WHAT IS NEEDED:
What is needed here is an exact copy of all the entries below.

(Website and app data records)
++++++++

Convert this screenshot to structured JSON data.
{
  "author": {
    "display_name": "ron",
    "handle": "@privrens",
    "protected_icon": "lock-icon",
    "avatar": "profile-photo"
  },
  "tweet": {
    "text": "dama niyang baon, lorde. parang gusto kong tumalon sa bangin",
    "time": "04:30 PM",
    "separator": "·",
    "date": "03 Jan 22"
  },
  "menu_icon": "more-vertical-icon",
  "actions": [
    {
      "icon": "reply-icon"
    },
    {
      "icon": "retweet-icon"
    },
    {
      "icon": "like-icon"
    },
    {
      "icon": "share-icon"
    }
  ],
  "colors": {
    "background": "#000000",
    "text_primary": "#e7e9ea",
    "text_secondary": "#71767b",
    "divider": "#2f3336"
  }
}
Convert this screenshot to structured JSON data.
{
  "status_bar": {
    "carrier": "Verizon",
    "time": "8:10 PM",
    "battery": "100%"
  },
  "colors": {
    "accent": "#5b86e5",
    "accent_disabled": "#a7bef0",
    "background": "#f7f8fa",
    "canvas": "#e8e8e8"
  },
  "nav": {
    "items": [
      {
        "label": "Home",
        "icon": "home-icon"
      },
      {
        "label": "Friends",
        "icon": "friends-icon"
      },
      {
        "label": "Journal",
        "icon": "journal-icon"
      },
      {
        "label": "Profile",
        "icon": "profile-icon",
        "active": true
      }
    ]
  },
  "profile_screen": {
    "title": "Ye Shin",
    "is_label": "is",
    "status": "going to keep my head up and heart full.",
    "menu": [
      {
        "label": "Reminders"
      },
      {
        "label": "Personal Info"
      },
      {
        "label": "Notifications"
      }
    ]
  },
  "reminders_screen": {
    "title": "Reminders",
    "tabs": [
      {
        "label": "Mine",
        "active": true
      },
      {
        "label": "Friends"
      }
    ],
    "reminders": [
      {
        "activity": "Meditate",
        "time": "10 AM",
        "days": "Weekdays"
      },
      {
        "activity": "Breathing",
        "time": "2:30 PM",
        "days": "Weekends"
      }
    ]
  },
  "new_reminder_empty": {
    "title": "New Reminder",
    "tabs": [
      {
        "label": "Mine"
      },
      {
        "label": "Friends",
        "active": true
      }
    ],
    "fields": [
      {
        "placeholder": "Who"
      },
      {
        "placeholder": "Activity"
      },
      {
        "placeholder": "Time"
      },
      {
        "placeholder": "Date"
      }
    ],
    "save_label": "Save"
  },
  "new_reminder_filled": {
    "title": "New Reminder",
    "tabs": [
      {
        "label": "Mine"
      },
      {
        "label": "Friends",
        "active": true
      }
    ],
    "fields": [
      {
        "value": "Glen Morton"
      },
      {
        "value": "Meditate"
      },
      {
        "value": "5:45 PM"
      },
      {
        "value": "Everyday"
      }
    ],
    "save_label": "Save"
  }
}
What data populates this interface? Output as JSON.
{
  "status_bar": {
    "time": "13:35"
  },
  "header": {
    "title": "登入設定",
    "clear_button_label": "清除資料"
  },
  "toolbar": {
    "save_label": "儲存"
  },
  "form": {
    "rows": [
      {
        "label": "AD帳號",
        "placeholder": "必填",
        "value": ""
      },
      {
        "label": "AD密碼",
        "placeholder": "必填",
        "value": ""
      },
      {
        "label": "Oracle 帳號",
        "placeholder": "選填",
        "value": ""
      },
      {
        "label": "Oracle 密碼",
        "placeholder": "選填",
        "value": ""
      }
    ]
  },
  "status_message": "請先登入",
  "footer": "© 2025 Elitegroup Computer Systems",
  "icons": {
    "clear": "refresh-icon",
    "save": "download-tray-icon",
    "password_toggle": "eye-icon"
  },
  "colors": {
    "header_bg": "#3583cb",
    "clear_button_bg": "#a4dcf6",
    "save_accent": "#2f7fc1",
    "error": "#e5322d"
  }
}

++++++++

EXERCISE RESULT:
Convert this screenshot to structured JSON data.
{
  "author": {
    "display_name": "ron",
    "handle": "@privrens",
    "protected_icon": "lock-icon",
    "avatar": "profile-photo"
  },
  "tweet": {
    "text": "dama niyang baon, lorde. parang gusto kong tumalon sa bangin",
    "time": "04:30 PM",
    "separator": "·",
    "date": "03 Jan 22"
  },
  "menu_icon": "more-vertical-icon",
  "actions": [
    {
      "icon": "reply-icon"
    },
    {
      "icon": "retweet-icon"
    },
    {
      "icon": "like-icon"
    },
    {
      "icon": "share-icon"
    }
  ],
  "colors": {
    "background": "#000000",
    "text_primary": "#e7e9ea",
    "text_secondary": "#71767b",
    "divider": "#2f3336"
  }
}
Convert this screenshot to structured JSON data.
{
  "status_bar": {
    "carrier": "Verizon",
    "time": "8:10 PM",
    "battery": "100%"
  },
  "colors": {
    "accent": "#5b86e5",
    "accent_disabled": "#a7bef0",
    "background": "#f7f8fa",
    "canvas": "#e8e8e8"
  },
  "nav": {
    "items": [
      {
        "label": "Home",
        "icon": "home-icon"
      },
      {
        "label": "Friends",
        "icon": "friends-icon"
      },
      {
        "label": "Journal",
        "icon": "journal-icon"
      },
      {
        "label": "Profile",
        "icon": "profile-icon",
        "active": true
      }
    ]
  },
  "profile_screen": {
    "title": "Ye Shin",
    "is_label": "is",
    "status": "going to keep my head up and heart full.",
    "menu": [
      {
        "label": "Reminders"
      },
      {
        "label": "Personal Info"
      },
      {
        "label": "Notifications"
      }
    ]
  },
  "reminders_screen": {
    "title": "Reminders",
    "tabs": [
      {
        "label": "Mine",
        "active": true
      },
      {
        "label": "Friends"
      }
    ],
    "reminders": [
      {
        "activity": "Meditate",
        "time": "10 AM",
        "days": "Weekdays"
      },
      {
        "activity": "Breathing",
        "time": "2:30 PM",
        "days": "Weekends"
      }
    ]
  },
  "new_reminder_empty": {
    "title": "New Reminder",
    "tabs": [
      {
        "label": "Mine"
      },
      {
        "label": "Friends",
        "active": true
      }
    ],
    "fields": [
      {
        "placeholder": "Who"
      },
      {
        "placeholder": "Activity"
      },
      {
        "placeholder": "Time"
      },
      {
        "placeholder": "Date"
      }
    ],
    "save_label": "Save"
  },
  "new_reminder_filled": {
    "title": "New Reminder",
    "tabs": [
      {
        "label": "Mine"
      },
      {
        "label": "Friends",
        "active": true
      }
    ],
    "fields": [
      {
        "value": "Glen Morton"
      },
      {
        "value": "Meditate"
      },
      {
        "value": "5:45 PM"
      },
      {
        "value": "Everyday"
      }
    ],
    "save_label": "Save"
  }
}
What data populates this interface? Output as JSON.
{
  "status_bar": {
    "time": "13:35"
  },
  "header": {
    "title": "登入設定",
    "clear_button_label": "清除資料"
  },
  "toolbar": {
    "save_label": "儲存"
  },
  "form": {
    "rows": [
      {
        "label": "AD帳號",
        "placeholder": "必填",
        "value": ""
      },
      {
        "label": "AD密碼",
        "placeholder": "必填",
        "value": ""
      },
      {
        "label": "Oracle 帳號",
        "placeholder": "選填",
        "value": ""
      },
      {
        "label": "Oracle 密碼",
        "placeholder": "選填",
        "value": ""
      }
    ]
  },
  "status_message": "請先登入",
  "footer": "© 2025 Elitegroup Computer Systems",
  "icons": {
    "clear": "refresh-icon",
    "save": "download-tray-icon",
    "password_toggle": "eye-icon"
  },
  "colors": {
    "header_bg": "#3583cb",
    "clear_button_bg": "#a4dcf6",
    "save_accent": "#2f7fc1",
    "error": "#e5322d"
  }
}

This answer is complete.